As the old saying goes, strike while the iron is hot, and that is exactly what Aurora Expeditions plans to do. We join MD Robert Halfpenny to discover how…
A lot has changed in the 25 years since Robert Halfpenny joined the travel industry.
Back in 1994, for example, a certain Mr Tony Blair had just ascended to the top of the UK Labour Party and was on his way to becoming the nation’s darling (for a period, at least). The Premier League was only two years old and not the all-consuming machine it is today. Social media wasn’t even a dream; people still spoke face to face.
When it comes to the travel industry, the key difference between then and now boils down to attitude. The idea of a traveller going on a journey – not just in the literal sense – is now ingrained in the industry.
“People started off backpacking, then it was family holidays, then touring on buses and the like,” says Halfpenny, who is away from his usual base of Australia for a series of key meetings in London.
“Now they want more authentic, real experiences. That’s what we’re offering. The world is getting smaller and people want to get out and see it before it is spoiled, I suppose. People want to see the remoteness and to have experiences. Some 20-odd years ago we were happier with just getting abroad. Today everything is so rushed.”
Hello, Greg Mortimer
What certainly hasn’t been rushed is the development of Aurora Expeditions’ new ship, Greg Mortimer – named after the company co-founder – which sets sail on its inaugural voyage on 31 October this year to Antarctica, carrying 100 passengers.
The ship will offer expedition cruising in its purest form. There is a certain level of comfort on board but first and foremost is the idea of adventure, or as Halfpenny describes it, “our secret sauce”.
“A lot of thought has gone into this. We offer the extremes, such as polar diving, but for others a Zodiac ride is enough. We bring it all together and give them a nudge. Lots of people have kayaking but with us it’s not a little side thing. Everyone chooses their own customised adventures.”
This is the difference, says Halfpenny, between Aurora Expeditions and the competition, as more cruise lines seek a slice of an ever-growing pie. He elaborates: “As long as we focus on positioning ourselves in a certain segment, we should be all right.
“When I came in [to the business in 2017] and we spoke about the new ship… it was kind of polarised. We had the new entrants with the luxury expedition ships, then the more authentic operators with Russian vessels, like us.
“However, there wasn’t really anything in the middle and that’s where we wanted to position Aurora Expeditions. We have gone from a small garage band to getting on the main stage.”

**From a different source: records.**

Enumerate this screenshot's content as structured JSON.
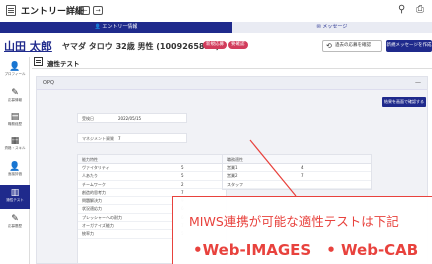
{
  "window": {
    "title": "エントリー詳細",
    "back_glyph": "←",
    "forward_glyph": "→",
    "pin_glyph": "⚲",
    "print_glyph": "⎙"
  },
  "tabs": {
    "entry": "👤 エントリー情報",
    "message": "✉ メッセージ"
  },
  "header": {
    "name": "山田 太郎",
    "details": "ヤマダ タロウ 32歳 男性 (1009265839)",
    "badge1": "新規応募",
    "badge2": "要確認",
    "btn_history": "過去の応募を確認",
    "btn_history_icon": "⟲",
    "btn_message": "新規メッセージを作成"
  },
  "sidebar": {
    "items": [
      {
        "icon": "👤",
        "label": "プロフィール"
      },
      {
        "icon": "✎",
        "label": "応募情報"
      },
      {
        "icon": "▤",
        "label": "職務経歴"
      },
      {
        "icon": "▦",
        "label": "資格・スキル"
      },
      {
        "icon": "👤",
        "label": "面接評価"
      },
      {
        "icon": "▥",
        "label": "適性テスト"
      },
      {
        "icon": "✎",
        "label": "応募履歴"
      }
    ]
  },
  "section": {
    "title": "適性テスト"
  },
  "opq": {
    "title": "OPQ",
    "toggle": "—",
    "report_button": "結果を画面で確認する",
    "exam_date_label": "受検日",
    "exam_date": "2022/05/15",
    "management_label": "マネジメント資質",
    "management_value": "7",
    "ability_header": "能力特性",
    "ability_rows": [
      {
        "label": "ヴァイタリティ",
        "value": "5"
      },
      {
        "label": "人あたり",
        "value": "5"
      },
      {
        "label": "チームワーク",
        "value": "2"
      },
      {
        "label": "創造的思考力",
        "value": "7"
      },
      {
        "label": "問題解決力",
        "value": "9"
      },
      {
        "label": "状況適応力",
        "value": "6"
      },
      {
        "label": "プレッシャーへの耐力",
        "value": "6"
      },
      {
        "label": "オーガナイズ能力",
        "value": "7"
      },
      {
        "label": "統率力",
        "value": "5"
      }
    ],
    "job_header": "職務適性",
    "job_rows": [
      {
        "label": "営業1",
        "value": "4"
      },
      {
        "label": "営業2",
        "value": "7"
      },
      {
        "label": "スタッフ",
        "value": ""
      }
    ]
  },
  "callout": {
    "line1": "MIWS連携が可能な適性テストは下記",
    "line2": "•Web-IMAGES　• Web-CAB"
  }
}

Being part of the middle ground requires more interesting ways of thinking. As Halfpenny says, it’s not an old-school Russian vessel, but nor is it dressed up in the luxury sense.
As exhibit A, take the X-BOW, which “wasn’t being used in expedition travel”, he explains. “We chose it because of its efficiency, as you can get through a 3-4m swell in the Drake Passage and maintain 12 knots. We can use less fuel and reduce sea sickness, as the energy is dispersed and we’re piercing the waves.”
Going once… going twice… sold
Whether or not such a development truly appeals to guests is almost irrelevant. It’s good for sustainability and is good PR, for sure. In any event, Greg Mortimer has sold so exceptionally well – “it sold out in the first nine months” – that Aurora has confirmed plans for a second new-build ship, to be delivered in autumn 2021.
“We needed more capacity,” says Halfpenny. “The challenge is, do you build a bigger ship? No, that doesn’t align with our core values, hence the sister ship. What will be different is that it will have the next four years of technology development and innovation.
“It will be delivered in September 2021, so we’ll have two seasons of running the Greg Mortimer. For the name [of the ship] we’ll be running a competition, a trade and consumer competition.”
Boaty McBoatface? No thanks
And if the second ship sells as well as Greg Mortimer? “There is a possibility [of a third ship]; we are talking about that. It’s really about making sure we don’t cannibalise the business we have, but there are plenty of destinations in the world to go to that we’re attracted to.”
Halfpenny is full of praise for Craig Upshall, Aurora’s sales director for UK and Europe, who joined in March 2018. At the time, about “85 per cent of sales were from Australia”, Halfpenny says. But in 2021 the line is expecting about 40 per cent from the UK and North America, 60 per cent from Australia.
“That’s been very impressive – even more so when you consider that UK and North America are typically later in booking,” says Halfpenny. “That’s the message to agents – get them in early and don’t miss out. The best offers are always the early ones.
“We want people to go to these places and come back as ambassadors. That’s the legacy – it’s not just about pleasure, but also learning.”
That, more than anything, is perhaps the biggest change in the past two and a bit decades.
Visit auroraexpeditions.com.au for more information.